[[ Input data open ]]
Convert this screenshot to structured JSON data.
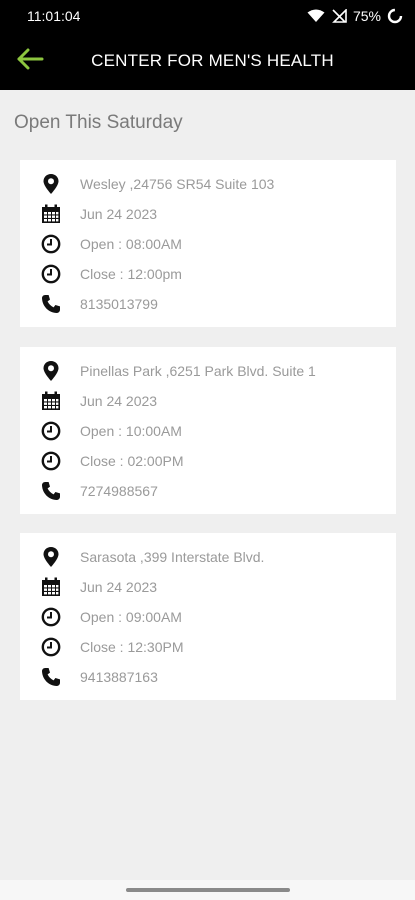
{
  "status_bar": {
    "time": "11:01:04",
    "battery": "75%"
  },
  "header": {
    "title": "CENTER FOR MEN'S HEALTH",
    "accent_color": "#8dc63f"
  },
  "section": {
    "title": "Open This Saturday"
  },
  "locations": [
    {
      "address": "Wesley ,24756 SR54 Suite 103",
      "date": "Jun 24 2023",
      "open": "Open : 08:00AM",
      "close": "Close : 12:00pm",
      "phone": "8135013799"
    },
    {
      "address": "Pinellas Park ,6251 Park Blvd. Suite 1",
      "date": "Jun 24 2023",
      "open": "Open : 10:00AM",
      "close": "Close : 02:00PM",
      "phone": "7274988567"
    },
    {
      "address": "Sarasota ,399 Interstate Blvd.",
      "date": "Jun 24 2023",
      "open": "Open : 09:00AM",
      "close": "Close : 12:30PM",
      "phone": "9413887163"
    }
  ],
  "icons": {
    "location": "map-pin-icon",
    "date": "calendar-icon",
    "open": "clock-icon",
    "close": "clock-icon",
    "phone": "phone-icon"
  }
}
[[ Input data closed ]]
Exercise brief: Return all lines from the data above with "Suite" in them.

Task answer:
      "address": "Wesley ,24756 SR54 Suite 103",
      "address": "Pinellas Park ,6251 Park Blvd. Suite 1",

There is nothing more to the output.